Youth political participation in the occupied Palestinian territory
On Saturday 13th May, Palestinians across the West Bank went to the polls to elect the leaders of their municipal councils. It was an important day, not least because the elections have been postponed twice since last year.
However, originally scheduled to be held across the country, the elections were boycotted by a number of Palestinian political parties - including the governing authority in Gaza – who felt that the political atmosphere was not conducive to elections.
For Palestinian youth, economic hardships and endless frustrations coupled with a shrinking political space and living under occupation render them less interested or even indifferent about the fragile political situation in the occupied Palestinian territory (oPt).

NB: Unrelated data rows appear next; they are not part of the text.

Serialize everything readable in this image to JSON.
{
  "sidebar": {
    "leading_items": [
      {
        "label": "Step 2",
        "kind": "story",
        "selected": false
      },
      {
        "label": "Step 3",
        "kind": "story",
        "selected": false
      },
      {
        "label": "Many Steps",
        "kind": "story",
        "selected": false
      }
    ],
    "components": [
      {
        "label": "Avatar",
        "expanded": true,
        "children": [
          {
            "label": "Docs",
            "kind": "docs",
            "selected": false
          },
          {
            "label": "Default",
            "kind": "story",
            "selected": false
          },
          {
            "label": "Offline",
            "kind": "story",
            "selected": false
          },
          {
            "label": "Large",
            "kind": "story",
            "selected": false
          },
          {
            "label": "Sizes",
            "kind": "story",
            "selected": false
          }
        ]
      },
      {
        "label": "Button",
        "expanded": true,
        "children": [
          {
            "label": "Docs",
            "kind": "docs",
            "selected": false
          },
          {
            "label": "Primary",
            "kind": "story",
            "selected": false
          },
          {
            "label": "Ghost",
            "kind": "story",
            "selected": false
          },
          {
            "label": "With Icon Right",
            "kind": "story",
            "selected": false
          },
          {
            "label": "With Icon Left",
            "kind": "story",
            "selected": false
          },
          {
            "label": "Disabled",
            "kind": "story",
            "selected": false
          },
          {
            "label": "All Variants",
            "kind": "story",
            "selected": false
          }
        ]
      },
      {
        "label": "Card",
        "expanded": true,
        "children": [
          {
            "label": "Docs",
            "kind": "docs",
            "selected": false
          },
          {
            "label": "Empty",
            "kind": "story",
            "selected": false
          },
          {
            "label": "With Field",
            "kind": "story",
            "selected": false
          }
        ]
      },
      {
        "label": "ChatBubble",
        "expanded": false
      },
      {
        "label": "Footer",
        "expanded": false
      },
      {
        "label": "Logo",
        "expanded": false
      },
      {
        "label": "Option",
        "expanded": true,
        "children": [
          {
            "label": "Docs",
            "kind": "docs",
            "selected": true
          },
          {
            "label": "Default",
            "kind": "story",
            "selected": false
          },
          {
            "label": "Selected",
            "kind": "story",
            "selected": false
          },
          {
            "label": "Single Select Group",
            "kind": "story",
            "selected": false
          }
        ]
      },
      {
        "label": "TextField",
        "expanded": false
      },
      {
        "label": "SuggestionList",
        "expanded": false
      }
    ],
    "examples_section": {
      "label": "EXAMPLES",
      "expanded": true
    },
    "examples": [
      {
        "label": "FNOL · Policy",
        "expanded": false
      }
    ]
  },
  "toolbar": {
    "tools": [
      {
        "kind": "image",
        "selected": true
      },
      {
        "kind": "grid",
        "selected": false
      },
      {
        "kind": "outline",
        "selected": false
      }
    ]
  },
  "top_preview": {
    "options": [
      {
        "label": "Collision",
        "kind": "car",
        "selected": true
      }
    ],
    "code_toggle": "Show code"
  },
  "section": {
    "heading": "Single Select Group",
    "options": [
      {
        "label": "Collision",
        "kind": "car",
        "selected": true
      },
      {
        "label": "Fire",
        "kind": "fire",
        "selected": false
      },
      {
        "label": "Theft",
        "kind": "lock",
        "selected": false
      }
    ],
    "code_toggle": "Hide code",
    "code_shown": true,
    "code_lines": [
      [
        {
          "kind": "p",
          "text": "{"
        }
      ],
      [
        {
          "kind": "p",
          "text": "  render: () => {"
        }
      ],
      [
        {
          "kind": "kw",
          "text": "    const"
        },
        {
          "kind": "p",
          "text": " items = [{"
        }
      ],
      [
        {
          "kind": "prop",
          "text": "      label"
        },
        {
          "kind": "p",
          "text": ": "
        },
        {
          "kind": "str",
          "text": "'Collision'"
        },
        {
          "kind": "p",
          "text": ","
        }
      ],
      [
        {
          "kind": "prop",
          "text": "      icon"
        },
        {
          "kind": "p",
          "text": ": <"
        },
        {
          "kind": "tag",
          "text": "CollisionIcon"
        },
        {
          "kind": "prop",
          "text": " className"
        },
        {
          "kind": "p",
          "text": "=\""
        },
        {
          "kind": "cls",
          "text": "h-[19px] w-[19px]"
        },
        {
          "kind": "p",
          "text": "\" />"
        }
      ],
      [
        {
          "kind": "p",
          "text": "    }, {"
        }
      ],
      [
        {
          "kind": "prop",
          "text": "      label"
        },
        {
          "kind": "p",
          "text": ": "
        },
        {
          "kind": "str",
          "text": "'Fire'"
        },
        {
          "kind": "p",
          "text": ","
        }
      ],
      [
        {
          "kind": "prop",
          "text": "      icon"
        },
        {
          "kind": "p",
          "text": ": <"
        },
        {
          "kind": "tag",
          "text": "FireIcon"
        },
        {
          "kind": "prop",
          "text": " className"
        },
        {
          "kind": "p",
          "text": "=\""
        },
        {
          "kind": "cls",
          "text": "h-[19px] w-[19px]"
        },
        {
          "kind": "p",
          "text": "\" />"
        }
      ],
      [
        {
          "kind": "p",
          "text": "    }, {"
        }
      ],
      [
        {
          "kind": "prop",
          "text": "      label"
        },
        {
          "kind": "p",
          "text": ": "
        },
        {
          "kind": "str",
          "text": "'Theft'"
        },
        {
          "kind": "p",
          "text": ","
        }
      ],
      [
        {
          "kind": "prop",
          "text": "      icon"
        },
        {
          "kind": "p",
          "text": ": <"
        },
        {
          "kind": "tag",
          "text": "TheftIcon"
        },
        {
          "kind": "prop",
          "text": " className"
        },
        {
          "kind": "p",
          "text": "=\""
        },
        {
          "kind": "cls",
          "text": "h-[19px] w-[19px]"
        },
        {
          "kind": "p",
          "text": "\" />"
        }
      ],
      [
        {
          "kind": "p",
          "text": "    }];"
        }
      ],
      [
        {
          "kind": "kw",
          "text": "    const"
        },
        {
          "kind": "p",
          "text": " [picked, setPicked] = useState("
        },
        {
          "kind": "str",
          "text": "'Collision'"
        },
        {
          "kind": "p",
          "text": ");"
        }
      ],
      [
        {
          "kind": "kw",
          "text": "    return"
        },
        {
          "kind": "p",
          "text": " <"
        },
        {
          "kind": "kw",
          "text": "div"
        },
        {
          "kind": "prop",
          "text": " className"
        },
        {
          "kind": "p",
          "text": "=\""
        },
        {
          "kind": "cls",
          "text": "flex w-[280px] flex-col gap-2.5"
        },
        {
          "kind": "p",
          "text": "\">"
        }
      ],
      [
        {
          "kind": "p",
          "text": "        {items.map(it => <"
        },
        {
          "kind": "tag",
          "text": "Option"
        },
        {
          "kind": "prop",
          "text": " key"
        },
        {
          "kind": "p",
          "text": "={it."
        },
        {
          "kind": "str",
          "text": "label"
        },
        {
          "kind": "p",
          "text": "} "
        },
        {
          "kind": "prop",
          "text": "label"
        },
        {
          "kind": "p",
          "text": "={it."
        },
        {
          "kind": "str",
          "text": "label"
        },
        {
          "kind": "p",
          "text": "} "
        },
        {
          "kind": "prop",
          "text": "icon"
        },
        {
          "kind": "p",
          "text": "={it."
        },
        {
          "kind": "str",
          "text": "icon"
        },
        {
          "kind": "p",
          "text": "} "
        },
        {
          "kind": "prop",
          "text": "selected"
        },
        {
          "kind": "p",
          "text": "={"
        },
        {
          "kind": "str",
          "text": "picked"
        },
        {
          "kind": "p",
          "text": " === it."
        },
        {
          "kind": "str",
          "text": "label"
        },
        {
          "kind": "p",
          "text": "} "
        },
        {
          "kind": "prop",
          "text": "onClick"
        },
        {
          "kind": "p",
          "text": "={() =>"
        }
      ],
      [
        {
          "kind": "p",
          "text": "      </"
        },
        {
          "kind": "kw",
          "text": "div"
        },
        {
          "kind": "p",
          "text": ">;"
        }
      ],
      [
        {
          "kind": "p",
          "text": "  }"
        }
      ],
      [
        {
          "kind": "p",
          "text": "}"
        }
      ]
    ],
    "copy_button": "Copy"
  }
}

Levels of political participation among youth are alarmingly low in the oPt; studies show that some 70% of young Palestinians are politically inactive.
Despite forming 30% of the population, youth in Palestine have limited say in the decisions that affect their lives, despite their high potential to be active agents for change.
ActionAid works with young people, supporting them to understand and engage with issues of rights and democratic participation. One project – implemented in collaboration with our national partner Masarat - aims to help youth generate alternative ideas for a political system that can meet their aspirations.
Qamar, a 27 year old young woman from Hebron, is one of the project’s participants. She thinks it’s important that young people are involved in politics.
“There are different types of political participation; the Palestinian people are all knowledgeable in different ways and at different levels,” says Qamar. “I believe that as people living under occupation, we should have a level of political awareness and knowledge of the occupier”.
Another participant, Tahani, 26, agrees: “We need to be politically active to try to change the miserable situation; things are getting worse but we need it [political activism] to deliver our messages and make our voices heard”.
However, a large segment of the Palestinian youth do not share such enthusiasm for many reasons, mostly economic but also the lack of trust in the current political system, internal political divisions and social pressure.
“Only one political path is available and you cannot deviate from it. The results of any election are already known because there is only one party anyway,” comments one young person.
“Most of the people in my social sphere are inactive politically; and those who are active are limited to one direction only,” says Tahani. “Also, the social pressure is unbearable when it comes to political participation. We are expected to follow a certain path and that makes it even harder to push for change”.
“When it comes to my social circle,” adds Qamar, “I feel they have neither national nor political sense and I believe it is because of the difficult economic situation, the unwillingness to be affiliated with a political party and of course fear of persecution. There is also a cultural element to it - for instance, the view that women should not be involved politically.”
ActionAid believes in the power of youth to bring change to their communities and improve the situation in the oPt.
“The Palestinian youth are strong and resilient, they have endured a great deal but they are still filled with hopes and power and they show that repeatedly,” says ActionAid Youth Project Officer Mai Alqaisi.
“Well-informed and proactive political engagement is what the youth need to be more influential and have a greater say in their futures.”